1. Breaking an adventure into smaller, easy-to-digest encounters. It is worth mentioning that 1e designers presented this idea in the Dungeon Master’s Design Kit, published by TSR in 1988, although it was never part of the core rules – and the idea certainly never found a home in the mainstream of published adventure design. Rather than move ahead with the 50-room dungeon setting so common in 1e – which often led me to make end-of-session notes about the campaign date and time, everyone’s current hit points and spells remaining so we could pick up where we left off – I think I’ll opt for smaller dungeons – or physically breaking up a larger setting so that game participants will find natural stop/restart points for ending sessions.
2. Be more thorough when describing effects of terrain and its impact on the battlefield, including special terrain and terrain powers.

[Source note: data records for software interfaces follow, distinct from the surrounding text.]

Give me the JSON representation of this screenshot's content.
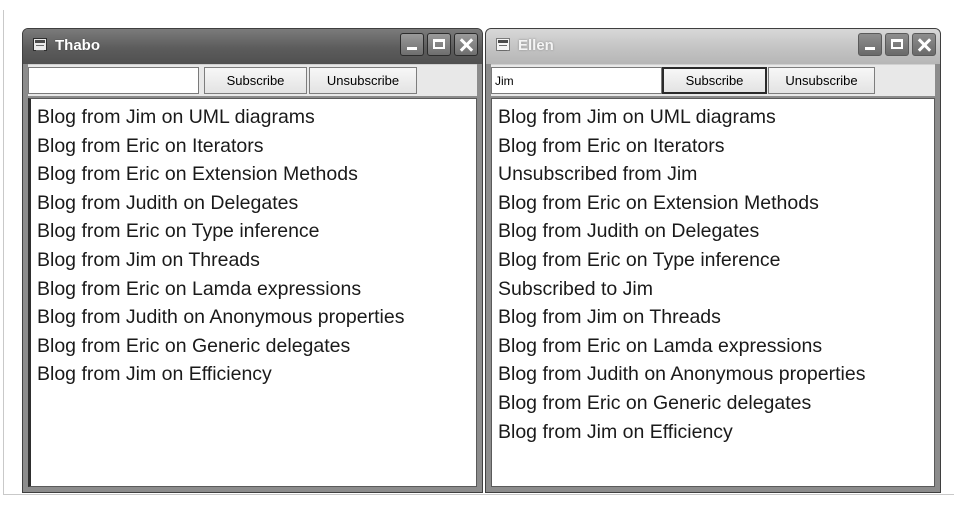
{
  "windows": [
    {
      "title": "Thabo",
      "topic_value": "",
      "subscribe_label": "Subscribe",
      "unsubscribe_label": "Unsubscribe",
      "messages": [
        "Blog from Jim on UML diagrams",
        "Blog from Eric on Iterators",
        "Blog from Eric on Extension Methods",
        "Blog from Judith on Delegates",
        "Blog from Eric on Type inference",
        "Blog from Jim on Threads",
        "Blog from Eric on Lamda expressions",
        "Blog from Judith on Anonymous properties",
        "Blog from Eric on Generic delegates",
        "Blog from Jim on Efficiency"
      ]
    },
    {
      "title": "Ellen",
      "topic_value": "Jim",
      "subscribe_label": "Subscribe",
      "unsubscribe_label": "Unsubscribe",
      "messages": [
        "Blog from Jim on UML diagrams",
        "Blog from Eric on Iterators",
        "Unsubscribed from Jim",
        "Blog from Eric on Extension Methods",
        "Blog from Judith on Delegates",
        "Blog from Eric on Type inference",
        "Subscribed to Jim",
        "Blog from Jim on Threads",
        "Blog from Eric on Lamda expressions",
        "Blog from Judith on Anonymous properties",
        "Blog from Eric on Generic delegates",
        "Blog from Jim on Efficiency"
      ]
    }
  ],
  "icons": {
    "app": "app-window-icon",
    "minimize": "minimize-icon",
    "maximize": "maximize-icon",
    "close": "close-icon"
  }
}
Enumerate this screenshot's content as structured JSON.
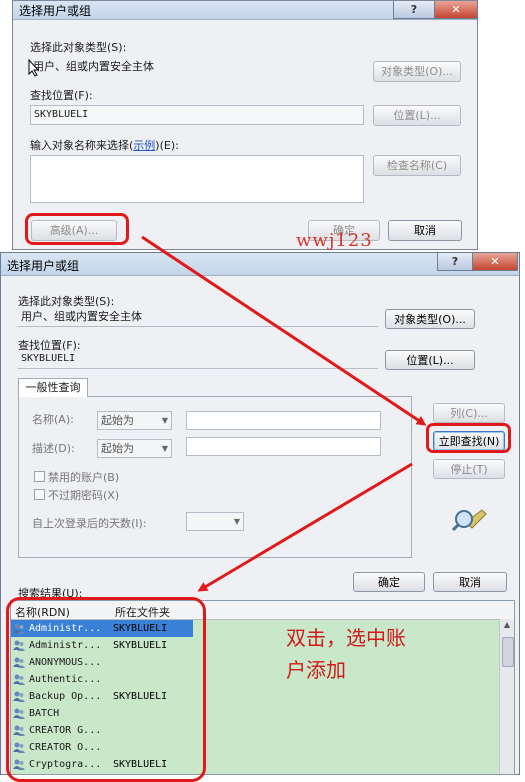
{
  "dialog_back": {
    "title": "选择用户或组",
    "help_glyph": "?",
    "close_glyph": "✕",
    "object_type_label": "选择此对象类型(S):",
    "object_type_value": "用户、组或内置安全主体",
    "object_type_button": "对象类型(O)...",
    "location_label": "查找位置(F):",
    "location_value": "SKYBLUELI",
    "location_button": "位置(L)...",
    "enter_label_prefix": "输入对象名称来选择(",
    "enter_label_link": "示例",
    "enter_label_suffix": ")(E):",
    "check_names_button": "检查名称(C)",
    "advanced_button": "高级(A)...",
    "ok_button": "确定",
    "cancel_button": "取消"
  },
  "watermark": "wwj123",
  "dialog_front": {
    "title": "选择用户或组",
    "help_glyph": "?",
    "close_glyph": "✕",
    "object_type_label": "选择此对象类型(S):",
    "object_type_value": "用户、组或内置安全主体",
    "object_type_button": "对象类型(O)...",
    "location_label": "查找位置(F):",
    "location_value": "SKYBLUELI",
    "location_button": "位置(L)...",
    "tab_label": "一般性查询",
    "name_label": "名称(A):",
    "name_mode": "起始为",
    "desc_label": "描述(D):",
    "desc_mode": "起始为",
    "disabled_accounts": "禁用的账户(B)",
    "non_expiring_pw": "不过期密码(X)",
    "days_since_login": "自上次登录后的天数(I):",
    "columns_button": "列(C)...",
    "find_now_button": "立即查找(N)",
    "stop_button": "停止(T)",
    "ok_button": "确定",
    "cancel_button": "取消",
    "results_label": "搜索结果(U):",
    "col_name": "名称(RDN)",
    "col_folder": "所在文件夹",
    "rows": [
      {
        "name": "Administr...",
        "folder": "SKYBLUELI"
      },
      {
        "name": "Administr...",
        "folder": "SKYBLUELI"
      },
      {
        "name": "ANONYMOUS...",
        "folder": ""
      },
      {
        "name": "Authentic...",
        "folder": ""
      },
      {
        "name": "Backup Op...",
        "folder": "SKYBLUELI"
      },
      {
        "name": "BATCH",
        "folder": ""
      },
      {
        "name": "CREATOR G...",
        "folder": ""
      },
      {
        "name": "CREATOR O...",
        "folder": ""
      },
      {
        "name": "Cryptogra...",
        "folder": "SKYBLUELI"
      }
    ]
  },
  "annotation_line1": "双击，选中账",
  "annotation_line2": "户添加",
  "colors": {
    "annotation_red": "#e01a1a",
    "selection_blue": "#3a80d6",
    "results_background": "#c9e7c9"
  }
}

I like how 4e created certain types of fantasic terrain (like Blood Rock, for instance) that have a very clear impact on combat as part of the core rules, and that the general impact of terrain on combat seems to be greater in 4e. The fact that the 4e rules assume miniature use by all players certainly made it easier for 4e designers to magnify the impact of terrain and, while one can’t assume that a given legacy group will be using miniatures, it’s possible to mimic the effect of special terrain without miniatures by extensively describing the layout of the battlefield and the relation between the location of the special terrain and the villain’s forces. Mechanically, this is similar to creating one’s own fantasy flora, but different in that I would be reverse engineering a combat effect and translating it into terrain.
3. Varying monster statistics based upon their perceived combat role. While I don’t think assigning roles to standard 1e monsters in 4e fashion would be appropriate, I do think that making minor adjustments to a standard monster’s armor class, hit dice or equipment can better suit the creature to diferent types of combat, thereby making more interesting combat encounters. While a DM has always had the freedom to do this modification, I think approaching combat encounter design from a 4e minset will result in a distinctly different 1e encounter.
4. Having a 1e-compatible mechanic for 4e-style role-playing skill challenges. Both the 2e nonweapon proficiency system, which offered some abilities that could be measured in skill challenge fashion, and the 2e option to include “story goal” experience point bonuses for completing noncombat objectives would probably form the kernel of this mechanic, although I’m not sure what form this will take yet.
As I progress on the 1e writing project, I’ll be sure to post updates.